Feeling at home on LI
Most of those on Long Island who were born in Iran left there 25 to 30 years ago to escape the 1979 Islamic Revolution or the eight-year Iran-Iraq War that immediately followed.
By some estimates, more than 1 million Iranians immigrated to the United States in response to those two events. The vast majority went to California. Those who came to the New York area settled predominantly on Long Island, around North Hempstead, Roslyn, Great Neck, Little Neck and Manhasset.
The society has about 800 members. The group has no political or religious affiliation and was established in 1982, a year after Iranian militants released 52 Americans they had held hostage for 444 days in the then-U.S. Embassy in Tehran, Iran's capital.
Its original purpose was "to introduce the real Iran to Americans, to establish that we were different from the hostage takers," said the society's president, Reza Hedayati, 68, a Hewlett resident who came to the United States in 1973 to study medicine.
Nowadays, the society promotes Persian art and traditions to Iranians and non-Iranians. It is assisted in its mission by the Great Neck Persian Cultural Committee, a Jewish organization that seeks to do what the society does but specifically within the Great Neck area, where 22 percent of residents are of Persian ancestry.
The committee, founded in the mid-1990s, works with the Great Neck Parks Department and the Great Neck Library "to show our neighbors that there was a lot of richness in ," said Kamran Heckmati, 48, committee president and a Great Neck resident.
Risks lead to rewards
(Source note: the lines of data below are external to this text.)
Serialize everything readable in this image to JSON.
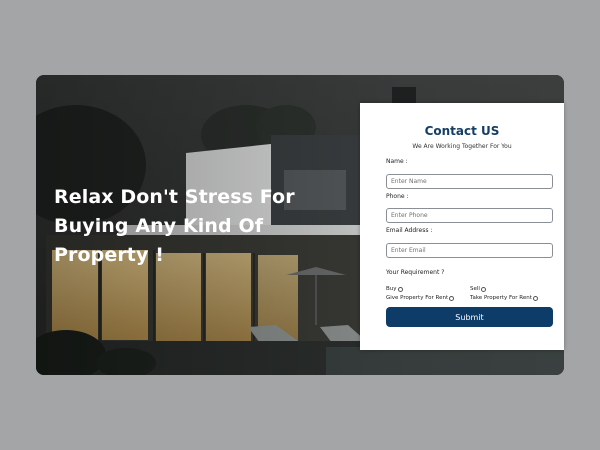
{
  "hero": {
    "headline": "Relax Don't Stress For Buying Any Kind Of Property !"
  },
  "contact_form": {
    "title": "Contact US",
    "subtitle": "We Are Working Together For You",
    "name_label": "Name :",
    "name_placeholder": "Enter Name",
    "phone_label": "Phone :",
    "phone_placeholder": "Enter Phone",
    "email_label": "Email Address :",
    "email_placeholder": "Enter Email",
    "requirement_label": "Your Requirement ?",
    "options": [
      "Buy",
      "Sell",
      "Give Property For Rent",
      "Take Property For Rent"
    ],
    "submit_label": "Submit"
  },
  "colors": {
    "page_background": "#a3a5a7",
    "brand_navy": "#0e3c69",
    "title_blue": "#143e66"
  },
  "icons": {
    "hero_image": "house-photo"
  }
}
Data from the U.S. Census reveals that there are more than 20,000 people who were either born in Iran or are of Iranian ancestry living in Nassau and Suffolk counties.
Among them is real estate developer Hooshang Nematzadeh, the first Iranian-American president of the Great Neck Chamber of Commerce. Nematzadeh, 67, had studied in the United States in the 1960s. He returned to Iraq in 1978 after getting an undergraduate degree from Embry-Riddle Aeronautical University in Florida and an MBA, but came back and settled in Great Neck with his family to escape Iran's unrest, he said.
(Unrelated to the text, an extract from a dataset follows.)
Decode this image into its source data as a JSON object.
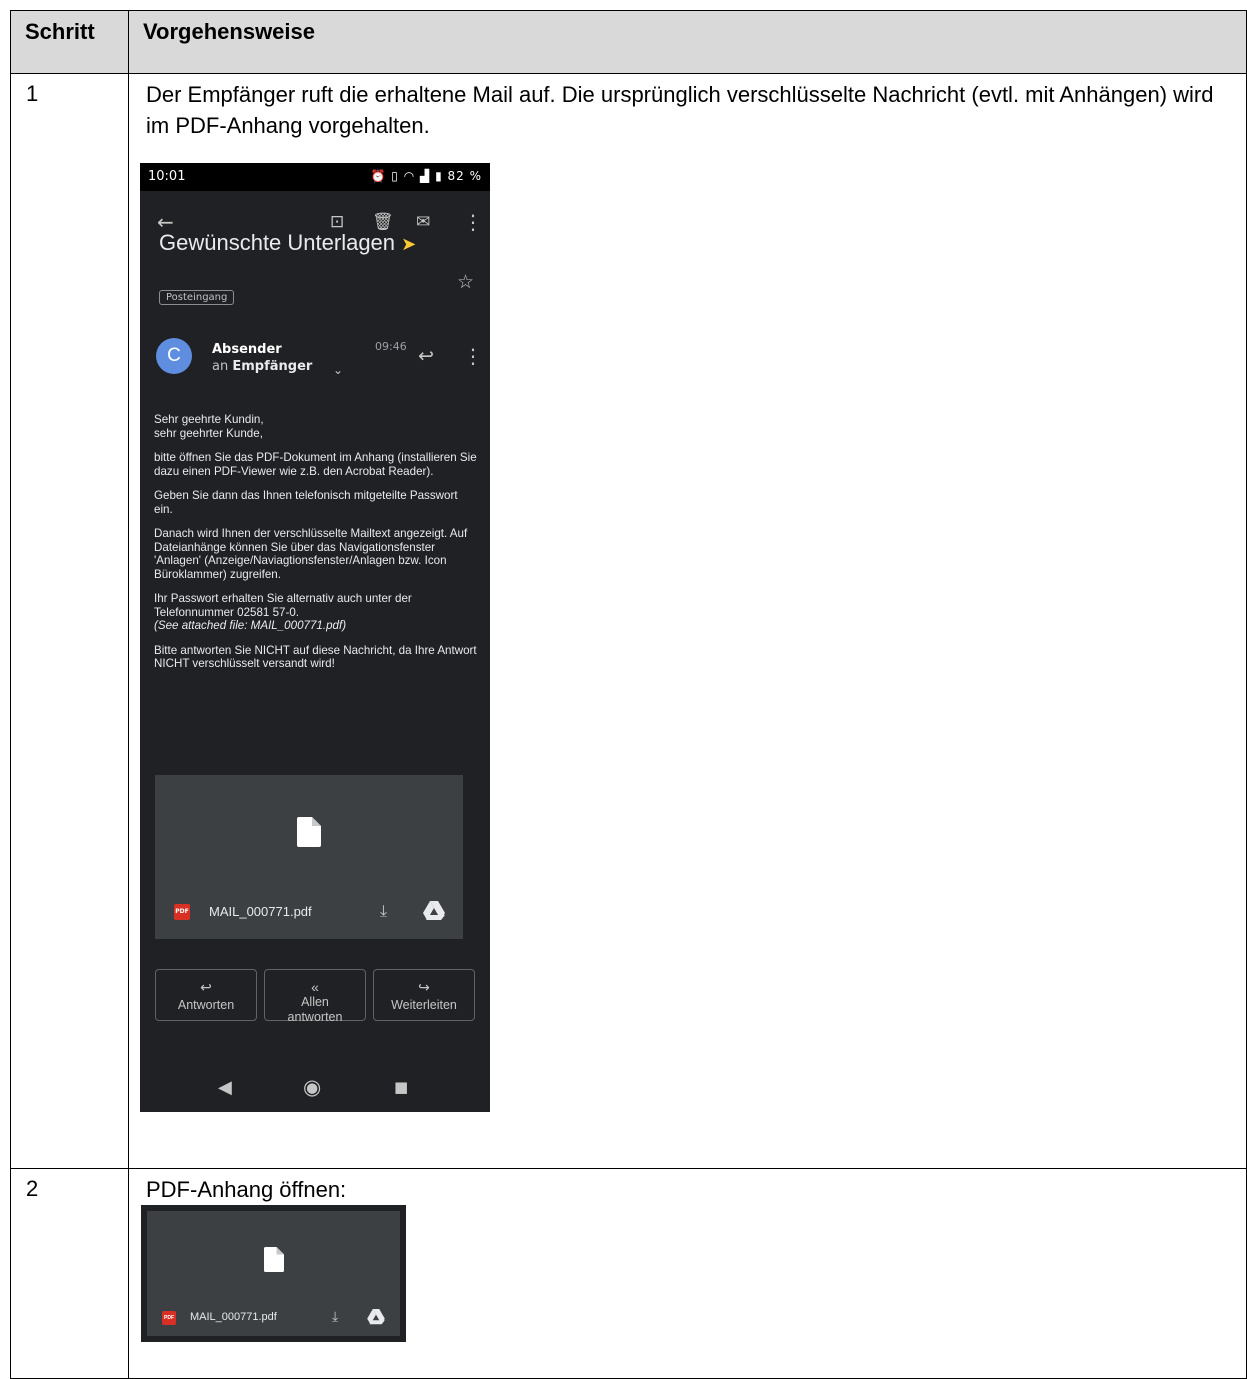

For Perjman Toobian, 39, of Roslyn, and Anna Monashemi Kaplan, 47, of Great Neck, that journey began in childhood.
In 1985, Toobian, then 11, and his 13-year-old brother walked out of Iran while it was at war with Iraq. "The Iranian Army was taking boys from their classrooms and forcing them to become soldiers," he said. "It did this without notifying their parents and without providing them with any training."
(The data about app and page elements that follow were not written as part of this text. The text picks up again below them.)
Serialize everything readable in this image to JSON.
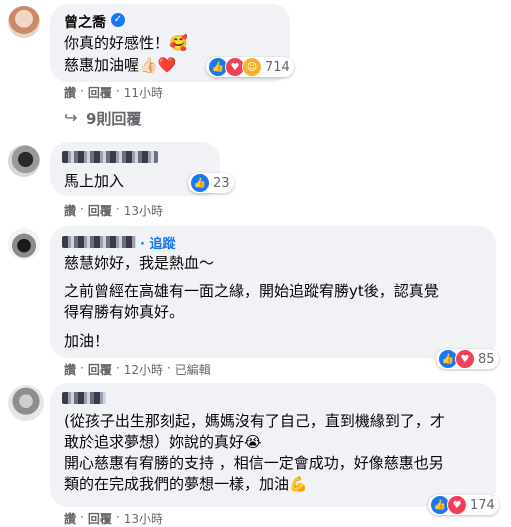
{
  "comments": [
    {
      "author": "曾之喬",
      "lines": [
        "你真的好感性！🥰",
        "慈惠加油喔👍🏻❤️"
      ],
      "reaction_count": "714",
      "actions": [
        "讚",
        "回覆",
        "11小時"
      ],
      "view_replies": "9則回覆"
    },
    {
      "author": "",
      "lines": [
        "馬上加入"
      ],
      "reaction_count": "23",
      "actions": [
        "讚",
        "回覆",
        "13小時"
      ]
    },
    {
      "author": "",
      "follow": "追蹤",
      "lines": [
        "慈慧妳好，我是熱血～",
        "",
        "之前曾經在高雄有一面之緣，開始追蹤宥勝yt後，認真覺",
        "得宥勝有妳真好。",
        "",
        "加油！"
      ],
      "reaction_count": "85",
      "actions": [
        "讚",
        "回覆",
        "12小時",
        "已編輯"
      ]
    },
    {
      "author": "",
      "lines": [
        "(從孩子出生那刻起，媽媽沒有了自己，直到機緣到了，才",
        "敢於追求夢想）妳說的真好😭",
        "開心慈惠有宥勝的支持 ，相信一定會成功，好像慈惠也另",
        "類的在完成我們的夢想一樣，加油💪"
      ],
      "reaction_count": "174",
      "actions": [
        "讚",
        "回覆",
        "13小時"
      ]
    }
  ],
  "colors": {
    "bubble": "#f0f2f5",
    "like": "#1877f2",
    "love": "#f33e58",
    "meta": "#65676b"
  }
}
Toobian's parents paid a stranger to smuggle their sons into neighboring Pakistan. During the next 10 months the brothers made their way to the United States, where they joined an uncle in Great Neck. Toobian did not see his parents again until 1995, when they, too, immigrated to the United States.
In 1980, when Kaplan was 12 and her brother 13, their parents sent them to Crown Heights, Brooklyn, as part of an international effort to help Jewish children escape Iran. She stayed with foster families in Crown Heights and Chicago, where she learned English by watching TV shows. The siblings were reunited in Chicago with their parents when they obtained visas to enter the United States two years later.
For Toobian and Kaplan, their parents' risk and sacrifice to give their children better lives paid off: He manages and co-owns Colbeh, a Great Neck restaurant that serves Mediterranean Glatt Kosher cuisine, and Kaplan is a member of North Hempstead's town council. They, like scores of other Iranians, "cherish the opportunity" to give back to the Long Island communities they now call home, Nematzadeh said.